Excerpts from an interface dataset:
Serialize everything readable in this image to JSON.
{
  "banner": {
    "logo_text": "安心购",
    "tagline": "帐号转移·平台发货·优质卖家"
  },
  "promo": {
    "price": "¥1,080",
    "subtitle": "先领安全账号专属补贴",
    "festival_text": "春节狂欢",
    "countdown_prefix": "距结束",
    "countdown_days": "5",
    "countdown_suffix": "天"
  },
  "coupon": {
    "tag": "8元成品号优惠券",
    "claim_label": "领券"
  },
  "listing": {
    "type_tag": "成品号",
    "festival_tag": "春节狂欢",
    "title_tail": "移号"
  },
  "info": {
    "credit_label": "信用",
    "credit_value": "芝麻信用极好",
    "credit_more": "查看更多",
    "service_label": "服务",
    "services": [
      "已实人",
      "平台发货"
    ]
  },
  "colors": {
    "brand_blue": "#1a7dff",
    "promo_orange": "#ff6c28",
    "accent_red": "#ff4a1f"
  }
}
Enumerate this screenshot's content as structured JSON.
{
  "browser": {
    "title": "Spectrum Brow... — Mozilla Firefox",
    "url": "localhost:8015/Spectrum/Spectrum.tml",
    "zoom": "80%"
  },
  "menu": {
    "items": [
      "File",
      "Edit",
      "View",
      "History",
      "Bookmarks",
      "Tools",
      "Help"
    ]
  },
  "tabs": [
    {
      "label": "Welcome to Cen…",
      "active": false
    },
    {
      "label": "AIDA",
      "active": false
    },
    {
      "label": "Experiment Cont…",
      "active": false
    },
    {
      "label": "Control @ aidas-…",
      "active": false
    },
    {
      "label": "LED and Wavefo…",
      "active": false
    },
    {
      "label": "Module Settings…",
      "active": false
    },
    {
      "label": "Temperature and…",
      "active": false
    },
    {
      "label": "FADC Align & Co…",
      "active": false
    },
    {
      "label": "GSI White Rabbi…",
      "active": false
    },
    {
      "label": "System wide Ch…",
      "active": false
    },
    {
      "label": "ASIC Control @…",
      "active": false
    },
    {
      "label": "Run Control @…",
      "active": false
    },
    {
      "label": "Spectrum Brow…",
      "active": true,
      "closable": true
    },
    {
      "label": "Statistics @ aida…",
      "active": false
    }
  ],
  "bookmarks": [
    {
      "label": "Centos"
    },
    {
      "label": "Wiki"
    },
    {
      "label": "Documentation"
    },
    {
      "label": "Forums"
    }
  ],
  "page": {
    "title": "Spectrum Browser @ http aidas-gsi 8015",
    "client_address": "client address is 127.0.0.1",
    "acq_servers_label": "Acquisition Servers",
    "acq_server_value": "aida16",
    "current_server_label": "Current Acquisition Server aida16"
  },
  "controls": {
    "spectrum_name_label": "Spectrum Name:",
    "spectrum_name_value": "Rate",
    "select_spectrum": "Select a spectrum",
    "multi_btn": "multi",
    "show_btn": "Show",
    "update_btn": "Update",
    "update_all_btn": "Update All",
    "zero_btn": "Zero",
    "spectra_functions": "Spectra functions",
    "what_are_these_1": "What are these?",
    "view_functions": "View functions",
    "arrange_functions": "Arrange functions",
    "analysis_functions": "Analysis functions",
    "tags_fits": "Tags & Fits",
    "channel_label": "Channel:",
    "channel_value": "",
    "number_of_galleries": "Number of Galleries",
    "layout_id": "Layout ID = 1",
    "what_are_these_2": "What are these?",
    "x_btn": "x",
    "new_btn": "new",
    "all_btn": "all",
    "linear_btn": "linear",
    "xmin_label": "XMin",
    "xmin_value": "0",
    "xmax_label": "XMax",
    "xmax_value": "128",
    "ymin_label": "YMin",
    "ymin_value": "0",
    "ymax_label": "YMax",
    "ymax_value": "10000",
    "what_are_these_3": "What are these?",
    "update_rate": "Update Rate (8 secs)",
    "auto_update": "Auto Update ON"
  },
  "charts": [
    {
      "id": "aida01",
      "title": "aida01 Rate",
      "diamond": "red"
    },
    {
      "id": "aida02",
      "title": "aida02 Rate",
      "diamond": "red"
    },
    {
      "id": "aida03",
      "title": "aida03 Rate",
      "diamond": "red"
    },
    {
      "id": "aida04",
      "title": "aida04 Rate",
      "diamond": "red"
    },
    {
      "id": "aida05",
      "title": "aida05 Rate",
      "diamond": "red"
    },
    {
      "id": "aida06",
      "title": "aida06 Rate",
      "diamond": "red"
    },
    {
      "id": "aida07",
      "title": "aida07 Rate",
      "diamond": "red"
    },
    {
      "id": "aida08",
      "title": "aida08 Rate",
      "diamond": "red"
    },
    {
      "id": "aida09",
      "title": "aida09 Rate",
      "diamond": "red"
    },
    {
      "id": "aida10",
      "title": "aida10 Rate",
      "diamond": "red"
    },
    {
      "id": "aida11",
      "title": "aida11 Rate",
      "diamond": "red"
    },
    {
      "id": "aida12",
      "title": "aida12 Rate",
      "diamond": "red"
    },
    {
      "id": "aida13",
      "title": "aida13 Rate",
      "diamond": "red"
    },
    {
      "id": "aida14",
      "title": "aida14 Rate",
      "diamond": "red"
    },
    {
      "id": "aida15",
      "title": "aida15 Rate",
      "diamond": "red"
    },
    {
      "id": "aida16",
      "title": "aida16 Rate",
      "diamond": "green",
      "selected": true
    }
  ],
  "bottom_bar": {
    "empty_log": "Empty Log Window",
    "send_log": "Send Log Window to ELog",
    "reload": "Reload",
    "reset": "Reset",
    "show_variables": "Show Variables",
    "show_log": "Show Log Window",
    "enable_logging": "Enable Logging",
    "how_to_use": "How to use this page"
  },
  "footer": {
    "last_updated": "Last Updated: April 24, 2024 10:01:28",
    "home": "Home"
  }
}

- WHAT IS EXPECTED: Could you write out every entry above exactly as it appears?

- SOLUTION FOR THIS PROBLEM:
Serialize everything readable in this image to JSON.
{
  "banner": {
    "logo_text": "安心购",
    "tagline": "帐号转移·平台发货·优质卖家"
  },
  "promo": {
    "price": "¥1,080",
    "subtitle": "先领安全账号专属补贴",
    "festival_text": "春节狂欢",
    "countdown_prefix": "距结束",
    "countdown_days": "5",
    "countdown_suffix": "天"
  },
  "coupon": {
    "tag": "8元成品号优惠券",
    "claim_label": "领券"
  },
  "listing": {
    "type_tag": "成品号",
    "festival_tag": "春节狂欢",
    "title_tail": "移号"
  },
  "info": {
    "credit_label": "信用",
    "credit_value": "芝麻信用极好",
    "credit_more": "查看更多",
    "service_label": "服务",
    "services": [
      "已实人",
      "平台发货"
    ]
  },
  "colors": {
    "brand_blue": "#1a7dff",
    "promo_orange": "#ff6c28",
    "accent_red": "#ff4a1f"
  }
}
Enumerate this screenshot's content as structured JSON.
{
  "browser": {
    "title": "Spectrum Brow... — Mozilla Firefox",
    "url": "localhost:8015/Spectrum/Spectrum.tml",
    "zoom": "80%"
  },
  "menu": {
    "items": [
      "File",
      "Edit",
      "View",
      "History",
      "Bookmarks",
      "Tools",
      "Help"
    ]
  },
  "tabs": [
    {
      "label": "Welcome to Cen…",
      "active": false
    },
    {
      "label": "AIDA",
      "active": false
    },
    {
      "label": "Experiment Cont…",
      "active": false
    },
    {
      "label": "Control @ aidas-…",
      "active": false
    },
    {
      "label": "LED and Wavefo…",
      "active": false
    },
    {
      "label": "Module Settings…",
      "active": false
    },
    {
      "label": "Temperature and…",
      "active": false
    },
    {
      "label": "FADC Align & Co…",
      "active": false
    },
    {
      "label": "GSI White Rabbi…",
      "active": false
    },
    {
      "label": "System wide Ch…",
      "active": false
    },
    {
      "label": "ASIC Control @…",
      "active": false
    },
    {
      "label": "Run Control @…",
      "active": false
    },
    {
      "label": "Spectrum Brow…",
      "active": true,
      "closable": true
    },
    {
      "label": "Statistics @ aida…",
      "active": false
    }
  ],
  "bookmarks": [
    {
      "label": "Centos"
    },
    {
      "label": "Wiki"
    },
    {
      "label": "Documentation"
    },
    {
      "label": "Forums"
    }
  ],
  "page": {
    "title": "Spectrum Browser @ http aidas-gsi 8015",
    "client_address": "client address is 127.0.0.1",
    "acq_servers_label": "Acquisition Servers",
    "acq_server_value": "aida16",
    "current_server_label": "Current Acquisition Server aida16"
  },
  "controls": {
    "spectrum_name_label": "Spectrum Name:",
    "spectrum_name_value": "Rate",
    "select_spectrum": "Select a spectrum",
    "multi_btn": "multi",
    "show_btn": "Show",
    "update_btn": "Update",
    "update_all_btn": "Update All",
    "zero_btn": "Zero",
    "spectra_functions": "Spectra functions",
    "what_are_these_1": "What are these?",
    "view_functions": "View functions",
    "arrange_functions": "Arrange functions",
    "analysis_functions": "Analysis functions",
    "tags_fits": "Tags & Fits",
    "channel_label": "Channel:",
    "channel_value": "",
    "number_of_galleries": "Number of Galleries",
    "layout_id": "Layout ID = 1",
    "what_are_these_2": "What are these?",
    "x_btn": "x",
    "new_btn": "new",
    "all_btn": "all",
    "linear_btn": "linear",
    "xmin_label": "XMin",
    "xmin_value": "0",
    "xmax_label": "XMax",
    "xmax_value": "128",
    "ymin_label": "YMin",
    "ymin_value": "0",
    "ymax_label": "YMax",
    "ymax_value": "10000",
    "what_are_these_3": "What are these?",
    "update_rate": "Update Rate (8 secs)",
    "auto_update": "Auto Update ON"
  },
  "charts": [
    {
      "id": "aida01",
      "title": "aida01 Rate",
      "diamond": "red"
    },
    {
      "id": "aida02",
      "title": "aida02 Rate",
      "diamond": "red"
    },
    {
      "id": "aida03",
      "title": "aida03 Rate",
      "diamond": "red"
    },
    {
      "id": "aida04",
      "title": "aida04 Rate",
      "diamond": "red"
    },
    {
      "id": "aida05",
      "title": "aida05 Rate",
      "diamond": "red"
    },
    {
      "id": "aida06",
      "title": "aida06 Rate",
      "diamond": "red"
    },
    {
      "id": "aida07",
      "title": "aida07 Rate",
      "diamond": "red"
    },
    {
      "id": "aida08",
      "title": "aida08 Rate",
      "diamond": "red"
    },
    {
      "id": "aida09",
      "title": "aida09 Rate",
      "diamond": "red"
    },
    {
      "id": "aida10",
      "title": "aida10 Rate",
      "diamond": "red"
    },
    {
      "id": "aida11",
      "title": "aida11 Rate",
      "diamond": "red"
    },
    {
      "id": "aida12",
      "title": "aida12 Rate",
      "diamond": "red"
    },
    {
      "id": "aida13",
      "title": "aida13 Rate",
      "diamond": "red"
    },
    {
      "id": "aida14",
      "title": "aida14 Rate",
      "diamond": "red"
    },
    {
      "id": "aida15",
      "title": "aida15 Rate",
      "diamond": "red"
    },
    {
      "id": "aida16",
      "title": "aida16 Rate",
      "diamond": "green",
      "selected": true
    }
  ],
  "bottom_bar": {
    "empty_log": "Empty Log Window",
    "send_log": "Send Log Window to ELog",
    "reload": "Reload",
    "reset": "Reset",
    "show_variables": "Show Variables",
    "show_log": "Show Log Window",
    "enable_logging": "Enable Logging",
    "how_to_use": "How to use this page"
  },
  "footer": {
    "last_updated": "Last Updated: April 24, 2024 10:01:28",
    "home": "Home"
  }
}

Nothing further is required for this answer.